*** Opening Provided entries ***

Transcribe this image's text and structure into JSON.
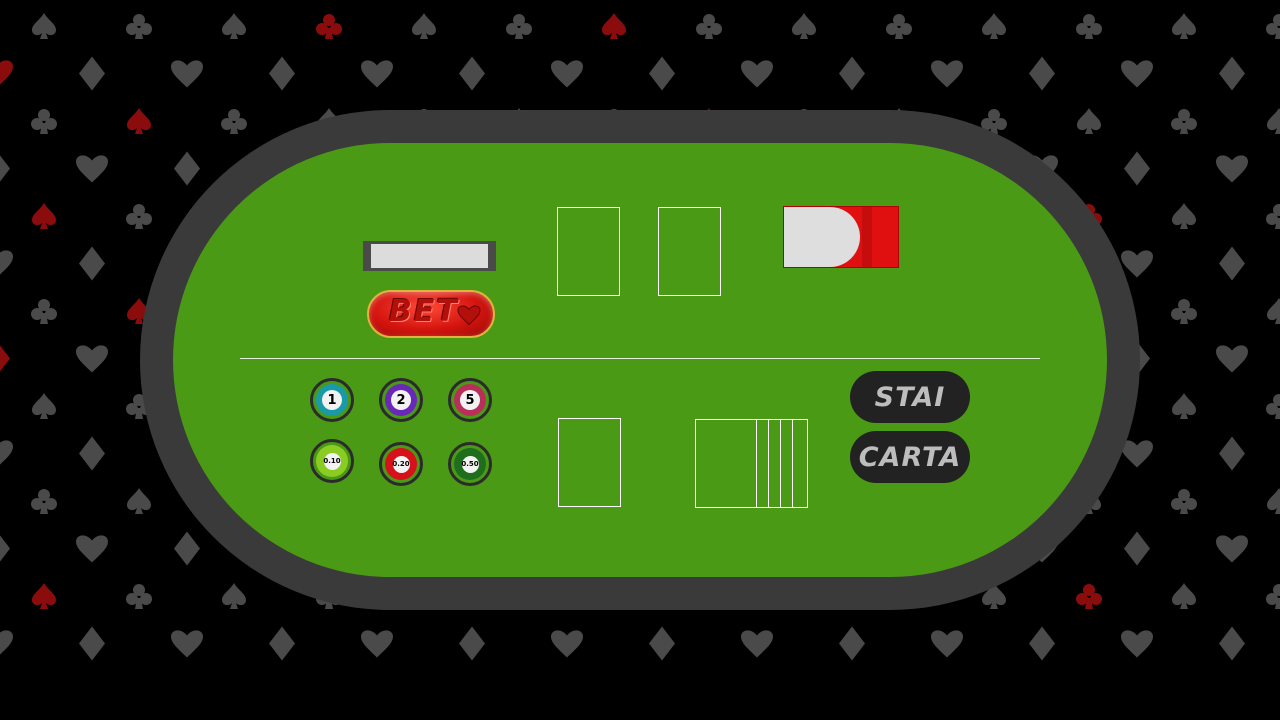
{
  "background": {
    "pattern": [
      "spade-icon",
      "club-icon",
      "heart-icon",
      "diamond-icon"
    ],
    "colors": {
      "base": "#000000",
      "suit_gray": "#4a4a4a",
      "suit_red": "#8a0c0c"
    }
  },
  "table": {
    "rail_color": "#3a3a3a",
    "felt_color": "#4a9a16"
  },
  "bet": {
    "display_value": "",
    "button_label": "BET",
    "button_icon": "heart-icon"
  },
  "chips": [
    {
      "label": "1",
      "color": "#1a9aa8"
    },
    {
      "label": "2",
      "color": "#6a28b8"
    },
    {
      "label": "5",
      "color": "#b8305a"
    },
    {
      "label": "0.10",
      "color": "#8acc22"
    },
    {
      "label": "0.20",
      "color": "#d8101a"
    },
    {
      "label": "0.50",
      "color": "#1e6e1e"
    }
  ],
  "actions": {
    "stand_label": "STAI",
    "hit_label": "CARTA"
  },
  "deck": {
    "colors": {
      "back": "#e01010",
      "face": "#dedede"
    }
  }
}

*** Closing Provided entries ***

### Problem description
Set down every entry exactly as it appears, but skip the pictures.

### Expected output
Transcribe this image's text and structure into JSON.
{
  "background": {
    "pattern": [
      "spade-icon",
      "club-icon",
      "heart-icon",
      "diamond-icon"
    ],
    "colors": {
      "base": "#000000",
      "suit_gray": "#4a4a4a",
      "suit_red": "#8a0c0c"
    }
  },
  "table": {
    "rail_color": "#3a3a3a",
    "felt_color": "#4a9a16"
  },
  "bet": {
    "display_value": "",
    "button_label": "BET",
    "button_icon": "heart-icon"
  },
  "chips": [
    {
      "label": "1",
      "color": "#1a9aa8"
    },
    {
      "label": "2",
      "color": "#6a28b8"
    },
    {
      "label": "5",
      "color": "#b8305a"
    },
    {
      "label": "0.10",
      "color": "#8acc22"
    },
    {
      "label": "0.20",
      "color": "#d8101a"
    },
    {
      "label": "0.50",
      "color": "#1e6e1e"
    }
  ],
  "actions": {
    "stand_label": "STAI",
    "hit_label": "CARTA"
  },
  "deck": {
    "colors": {
      "back": "#e01010",
      "face": "#dedede"
    }
  }
}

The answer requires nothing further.